### TASK DETAILS:
Copy out each line of the data below in which "JSON" appears.

[Start of Attachment]

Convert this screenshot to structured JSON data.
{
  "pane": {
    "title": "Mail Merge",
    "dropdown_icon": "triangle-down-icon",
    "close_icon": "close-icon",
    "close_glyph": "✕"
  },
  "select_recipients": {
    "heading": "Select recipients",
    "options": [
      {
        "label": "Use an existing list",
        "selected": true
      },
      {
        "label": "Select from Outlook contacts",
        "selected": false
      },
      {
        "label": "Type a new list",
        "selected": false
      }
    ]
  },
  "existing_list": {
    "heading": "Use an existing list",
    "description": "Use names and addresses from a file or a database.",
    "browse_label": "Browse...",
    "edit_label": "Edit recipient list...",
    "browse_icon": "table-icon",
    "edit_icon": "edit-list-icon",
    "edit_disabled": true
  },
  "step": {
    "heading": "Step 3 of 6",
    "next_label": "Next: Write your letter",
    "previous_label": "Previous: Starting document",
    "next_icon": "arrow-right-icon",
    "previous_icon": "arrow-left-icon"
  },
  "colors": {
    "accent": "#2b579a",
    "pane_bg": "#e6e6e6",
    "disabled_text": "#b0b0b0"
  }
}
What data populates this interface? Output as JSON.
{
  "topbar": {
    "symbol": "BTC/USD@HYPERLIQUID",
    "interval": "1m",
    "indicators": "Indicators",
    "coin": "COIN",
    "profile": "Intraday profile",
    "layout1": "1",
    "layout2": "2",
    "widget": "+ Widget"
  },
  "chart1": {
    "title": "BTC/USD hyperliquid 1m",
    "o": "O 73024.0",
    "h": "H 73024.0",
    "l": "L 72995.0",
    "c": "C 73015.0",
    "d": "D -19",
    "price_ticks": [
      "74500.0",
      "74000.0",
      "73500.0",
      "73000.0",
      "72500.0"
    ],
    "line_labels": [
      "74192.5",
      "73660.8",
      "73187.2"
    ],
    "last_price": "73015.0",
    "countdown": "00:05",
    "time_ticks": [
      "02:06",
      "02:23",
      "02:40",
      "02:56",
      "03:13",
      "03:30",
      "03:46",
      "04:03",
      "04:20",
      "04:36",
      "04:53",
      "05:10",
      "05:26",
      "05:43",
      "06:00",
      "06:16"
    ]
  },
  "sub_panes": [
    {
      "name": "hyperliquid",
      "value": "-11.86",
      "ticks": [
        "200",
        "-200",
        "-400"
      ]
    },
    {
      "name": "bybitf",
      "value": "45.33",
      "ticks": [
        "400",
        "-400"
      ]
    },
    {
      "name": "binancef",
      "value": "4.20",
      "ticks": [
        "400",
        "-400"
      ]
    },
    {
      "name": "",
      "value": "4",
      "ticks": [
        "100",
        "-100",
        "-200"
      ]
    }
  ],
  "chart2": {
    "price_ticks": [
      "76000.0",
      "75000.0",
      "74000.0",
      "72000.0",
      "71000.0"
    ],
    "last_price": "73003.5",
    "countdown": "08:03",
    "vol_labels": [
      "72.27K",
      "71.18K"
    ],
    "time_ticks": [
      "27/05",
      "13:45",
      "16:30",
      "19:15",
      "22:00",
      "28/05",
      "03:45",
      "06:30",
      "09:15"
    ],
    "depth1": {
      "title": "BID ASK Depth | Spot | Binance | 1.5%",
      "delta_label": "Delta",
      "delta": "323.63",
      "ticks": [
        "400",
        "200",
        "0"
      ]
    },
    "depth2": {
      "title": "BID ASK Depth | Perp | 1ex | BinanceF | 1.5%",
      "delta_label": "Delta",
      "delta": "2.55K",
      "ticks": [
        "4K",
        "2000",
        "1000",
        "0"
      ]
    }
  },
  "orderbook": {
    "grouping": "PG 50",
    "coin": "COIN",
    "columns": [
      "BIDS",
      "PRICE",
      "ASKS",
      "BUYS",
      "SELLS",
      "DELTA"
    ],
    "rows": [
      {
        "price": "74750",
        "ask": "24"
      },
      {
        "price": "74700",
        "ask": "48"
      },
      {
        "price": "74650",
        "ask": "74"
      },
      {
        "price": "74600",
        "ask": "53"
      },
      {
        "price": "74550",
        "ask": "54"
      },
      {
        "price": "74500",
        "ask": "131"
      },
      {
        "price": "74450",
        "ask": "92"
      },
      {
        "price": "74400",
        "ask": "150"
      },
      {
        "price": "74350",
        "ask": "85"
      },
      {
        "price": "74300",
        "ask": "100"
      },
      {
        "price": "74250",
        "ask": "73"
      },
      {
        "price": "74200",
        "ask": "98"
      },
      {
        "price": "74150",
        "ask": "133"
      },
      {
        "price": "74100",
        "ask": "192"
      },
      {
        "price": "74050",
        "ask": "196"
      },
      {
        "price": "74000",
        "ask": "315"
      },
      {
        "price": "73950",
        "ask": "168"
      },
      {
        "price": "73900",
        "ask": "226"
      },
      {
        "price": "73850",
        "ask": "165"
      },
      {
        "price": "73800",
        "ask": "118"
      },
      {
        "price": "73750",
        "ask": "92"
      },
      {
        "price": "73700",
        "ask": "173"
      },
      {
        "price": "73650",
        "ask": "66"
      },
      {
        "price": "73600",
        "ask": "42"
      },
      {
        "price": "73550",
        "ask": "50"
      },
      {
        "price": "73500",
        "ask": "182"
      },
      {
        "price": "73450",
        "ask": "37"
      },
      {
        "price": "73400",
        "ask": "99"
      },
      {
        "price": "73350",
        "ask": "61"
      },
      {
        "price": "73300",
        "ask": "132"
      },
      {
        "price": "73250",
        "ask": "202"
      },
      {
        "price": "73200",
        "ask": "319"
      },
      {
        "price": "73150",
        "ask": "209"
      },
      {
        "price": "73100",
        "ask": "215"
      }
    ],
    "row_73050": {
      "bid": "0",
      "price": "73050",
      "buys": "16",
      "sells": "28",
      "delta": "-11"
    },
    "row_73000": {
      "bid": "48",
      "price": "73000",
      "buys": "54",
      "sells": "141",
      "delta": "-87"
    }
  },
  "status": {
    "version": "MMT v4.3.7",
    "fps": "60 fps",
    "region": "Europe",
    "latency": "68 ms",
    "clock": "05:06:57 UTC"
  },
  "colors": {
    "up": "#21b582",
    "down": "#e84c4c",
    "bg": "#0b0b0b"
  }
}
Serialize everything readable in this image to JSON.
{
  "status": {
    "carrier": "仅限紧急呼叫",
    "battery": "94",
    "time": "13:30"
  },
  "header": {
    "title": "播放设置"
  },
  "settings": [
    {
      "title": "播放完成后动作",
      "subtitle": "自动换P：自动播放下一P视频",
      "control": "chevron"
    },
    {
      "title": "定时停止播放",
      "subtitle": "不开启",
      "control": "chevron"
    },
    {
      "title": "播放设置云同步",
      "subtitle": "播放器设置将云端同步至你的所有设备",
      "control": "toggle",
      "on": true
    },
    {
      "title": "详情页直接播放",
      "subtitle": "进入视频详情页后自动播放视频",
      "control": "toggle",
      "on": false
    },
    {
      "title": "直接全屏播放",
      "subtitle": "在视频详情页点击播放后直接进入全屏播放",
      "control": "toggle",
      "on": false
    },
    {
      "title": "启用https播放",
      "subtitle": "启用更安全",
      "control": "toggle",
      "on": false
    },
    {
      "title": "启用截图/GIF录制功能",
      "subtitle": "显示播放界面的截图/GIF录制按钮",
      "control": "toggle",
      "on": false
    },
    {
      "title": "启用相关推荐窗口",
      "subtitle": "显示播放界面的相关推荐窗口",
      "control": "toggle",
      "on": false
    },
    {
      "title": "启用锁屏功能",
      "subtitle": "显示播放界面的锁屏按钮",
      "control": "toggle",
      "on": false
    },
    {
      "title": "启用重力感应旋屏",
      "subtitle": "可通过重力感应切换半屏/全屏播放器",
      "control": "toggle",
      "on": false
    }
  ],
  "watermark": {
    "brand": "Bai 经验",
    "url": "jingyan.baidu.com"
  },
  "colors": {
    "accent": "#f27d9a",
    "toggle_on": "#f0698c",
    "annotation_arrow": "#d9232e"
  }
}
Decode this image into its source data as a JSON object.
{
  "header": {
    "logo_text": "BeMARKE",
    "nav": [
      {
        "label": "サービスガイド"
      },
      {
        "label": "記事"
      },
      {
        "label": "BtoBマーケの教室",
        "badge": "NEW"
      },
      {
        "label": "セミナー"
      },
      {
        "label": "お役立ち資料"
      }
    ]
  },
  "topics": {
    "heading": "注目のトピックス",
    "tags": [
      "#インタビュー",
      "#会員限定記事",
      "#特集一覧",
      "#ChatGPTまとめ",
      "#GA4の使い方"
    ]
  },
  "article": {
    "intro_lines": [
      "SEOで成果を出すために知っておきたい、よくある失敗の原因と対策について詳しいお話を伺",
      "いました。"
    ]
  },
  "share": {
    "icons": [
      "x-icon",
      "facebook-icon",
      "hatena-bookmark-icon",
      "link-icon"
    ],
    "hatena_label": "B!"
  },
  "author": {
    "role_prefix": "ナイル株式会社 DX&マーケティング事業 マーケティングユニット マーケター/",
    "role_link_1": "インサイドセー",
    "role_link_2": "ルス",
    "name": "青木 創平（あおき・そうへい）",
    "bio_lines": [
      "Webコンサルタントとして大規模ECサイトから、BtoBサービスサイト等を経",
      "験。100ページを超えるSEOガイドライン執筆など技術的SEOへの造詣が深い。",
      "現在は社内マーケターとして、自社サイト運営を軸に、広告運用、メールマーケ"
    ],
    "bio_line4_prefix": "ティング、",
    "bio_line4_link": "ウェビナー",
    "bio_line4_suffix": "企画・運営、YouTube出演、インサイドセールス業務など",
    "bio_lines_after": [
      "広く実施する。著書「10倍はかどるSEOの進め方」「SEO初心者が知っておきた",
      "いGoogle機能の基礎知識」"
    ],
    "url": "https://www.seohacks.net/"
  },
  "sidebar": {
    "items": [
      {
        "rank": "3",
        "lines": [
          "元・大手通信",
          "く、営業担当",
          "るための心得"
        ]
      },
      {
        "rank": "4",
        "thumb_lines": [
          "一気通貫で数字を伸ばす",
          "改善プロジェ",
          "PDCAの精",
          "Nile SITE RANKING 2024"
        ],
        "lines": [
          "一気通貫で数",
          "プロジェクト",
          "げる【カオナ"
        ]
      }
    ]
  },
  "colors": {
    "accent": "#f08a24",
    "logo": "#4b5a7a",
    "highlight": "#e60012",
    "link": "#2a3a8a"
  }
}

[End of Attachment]

### THE COMPLETED TASK:
Convert this screenshot to structured JSON data.
What data populates this interface? Output as JSON.
Serialize everything readable in this image to JSON.
Decode this image into its source data as a JSON object.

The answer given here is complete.